A 4.0 discrete <$DD,Dolby Digital> audio track can be found on the disc, which works quite well. It is supplemented by a <$DS,Dolby Surround> track, as well as Spanish and Portuguese mono tracks. The differences between the Dolby Surround track and the 4.0 mix is noticeable, although not overly dramatic. The discrete mix has a better spatial integration, creating a wider and more immersive soundstage than the matrixed track. With good surround usage, the discrete channels have a noticeably better separation that gives the audio depth and spatial volume. Especially Jerry Goldsmith’s score benefits from this added dimensionality, as well as numerous of the directional sound effects. As extras the disc only offers selected talent files and the film’s theatrical trailer, complemented by trailers for "Gattaca" and "Johnny Mnemonic."
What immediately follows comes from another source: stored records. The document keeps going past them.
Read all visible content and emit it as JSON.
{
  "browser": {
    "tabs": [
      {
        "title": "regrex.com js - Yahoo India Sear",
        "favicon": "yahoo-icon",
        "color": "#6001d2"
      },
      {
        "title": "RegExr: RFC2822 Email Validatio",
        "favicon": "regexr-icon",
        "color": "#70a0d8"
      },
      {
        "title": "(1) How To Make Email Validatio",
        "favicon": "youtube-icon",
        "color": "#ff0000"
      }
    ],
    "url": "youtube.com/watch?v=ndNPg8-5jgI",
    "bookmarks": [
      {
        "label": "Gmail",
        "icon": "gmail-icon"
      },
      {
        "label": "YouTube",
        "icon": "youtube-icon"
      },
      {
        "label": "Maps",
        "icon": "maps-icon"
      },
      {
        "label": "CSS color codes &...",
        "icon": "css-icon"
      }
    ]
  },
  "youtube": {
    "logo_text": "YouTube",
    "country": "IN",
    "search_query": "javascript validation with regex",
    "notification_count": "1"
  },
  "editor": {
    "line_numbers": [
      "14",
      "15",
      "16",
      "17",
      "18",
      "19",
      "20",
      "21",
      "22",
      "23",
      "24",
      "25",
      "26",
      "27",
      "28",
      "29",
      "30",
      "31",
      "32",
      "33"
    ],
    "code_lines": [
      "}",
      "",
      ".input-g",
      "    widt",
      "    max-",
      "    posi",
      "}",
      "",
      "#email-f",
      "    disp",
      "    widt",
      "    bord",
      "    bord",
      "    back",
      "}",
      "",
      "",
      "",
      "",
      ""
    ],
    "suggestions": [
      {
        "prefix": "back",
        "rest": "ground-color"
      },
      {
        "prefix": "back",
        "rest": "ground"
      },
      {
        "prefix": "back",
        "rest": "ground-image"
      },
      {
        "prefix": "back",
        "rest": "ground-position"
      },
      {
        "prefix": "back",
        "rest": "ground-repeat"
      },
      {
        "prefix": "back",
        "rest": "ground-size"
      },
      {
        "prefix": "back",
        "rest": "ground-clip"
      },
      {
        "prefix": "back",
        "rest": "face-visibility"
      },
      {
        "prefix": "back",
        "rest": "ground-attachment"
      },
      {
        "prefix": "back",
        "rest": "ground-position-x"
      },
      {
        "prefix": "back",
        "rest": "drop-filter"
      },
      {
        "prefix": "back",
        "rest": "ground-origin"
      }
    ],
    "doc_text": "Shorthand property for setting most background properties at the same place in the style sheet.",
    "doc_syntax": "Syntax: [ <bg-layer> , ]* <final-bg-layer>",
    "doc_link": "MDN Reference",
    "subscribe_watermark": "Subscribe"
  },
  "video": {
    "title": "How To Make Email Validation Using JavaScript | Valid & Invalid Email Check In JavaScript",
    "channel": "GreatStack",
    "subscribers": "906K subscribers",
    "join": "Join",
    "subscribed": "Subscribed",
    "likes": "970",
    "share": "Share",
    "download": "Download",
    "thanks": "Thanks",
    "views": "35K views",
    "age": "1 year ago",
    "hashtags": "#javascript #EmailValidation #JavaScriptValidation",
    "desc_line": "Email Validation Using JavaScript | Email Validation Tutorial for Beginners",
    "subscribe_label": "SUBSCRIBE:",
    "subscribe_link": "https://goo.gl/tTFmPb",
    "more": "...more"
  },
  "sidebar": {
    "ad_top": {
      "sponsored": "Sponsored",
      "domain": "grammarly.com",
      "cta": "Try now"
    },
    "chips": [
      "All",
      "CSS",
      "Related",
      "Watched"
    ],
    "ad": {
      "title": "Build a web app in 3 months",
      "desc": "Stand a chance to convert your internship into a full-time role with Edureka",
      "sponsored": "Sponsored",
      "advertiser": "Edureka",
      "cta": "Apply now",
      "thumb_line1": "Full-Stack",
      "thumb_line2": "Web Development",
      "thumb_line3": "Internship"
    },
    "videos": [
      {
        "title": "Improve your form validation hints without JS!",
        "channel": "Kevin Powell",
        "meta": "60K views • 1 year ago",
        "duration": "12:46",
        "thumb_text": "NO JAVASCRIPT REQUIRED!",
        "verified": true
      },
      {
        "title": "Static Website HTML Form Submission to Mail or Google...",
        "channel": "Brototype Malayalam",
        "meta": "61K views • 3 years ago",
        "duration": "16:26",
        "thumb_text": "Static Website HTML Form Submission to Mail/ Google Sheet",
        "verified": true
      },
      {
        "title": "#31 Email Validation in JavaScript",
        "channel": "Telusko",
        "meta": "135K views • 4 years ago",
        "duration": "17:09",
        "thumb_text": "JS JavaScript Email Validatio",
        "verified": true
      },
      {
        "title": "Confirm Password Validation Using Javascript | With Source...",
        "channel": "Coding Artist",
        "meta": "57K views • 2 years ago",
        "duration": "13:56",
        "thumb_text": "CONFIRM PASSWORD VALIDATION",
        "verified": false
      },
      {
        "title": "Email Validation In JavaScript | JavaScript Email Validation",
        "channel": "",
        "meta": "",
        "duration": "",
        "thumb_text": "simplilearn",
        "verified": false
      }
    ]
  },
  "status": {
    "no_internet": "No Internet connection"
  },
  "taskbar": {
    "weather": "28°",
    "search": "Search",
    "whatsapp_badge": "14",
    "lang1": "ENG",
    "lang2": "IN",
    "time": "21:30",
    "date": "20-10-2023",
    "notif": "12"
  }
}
I had fond memories of "Runaway" and I always enjoyed the movie. Today it appears almost nostalgic with its clumsy robots and clunky chips but it hasn’t lost much of its appeal. It is a cool science fiction thriller with a different touch, off the usual run-of-the-mill material despite the fact that it is in fact very formulaic. A racy-looking movie through and through, "Runaway" manages to intrigue, amuse and thrill at the same time. Columbia TriStar Home Video’s release of the film on DVD leaves a good impression, making this a welcome release for all fans of this scifi movie. To me the film has lost nothing of its appeal and I had a great time revisiting the rogue runaway robots and Tom Selleck trying to catch them.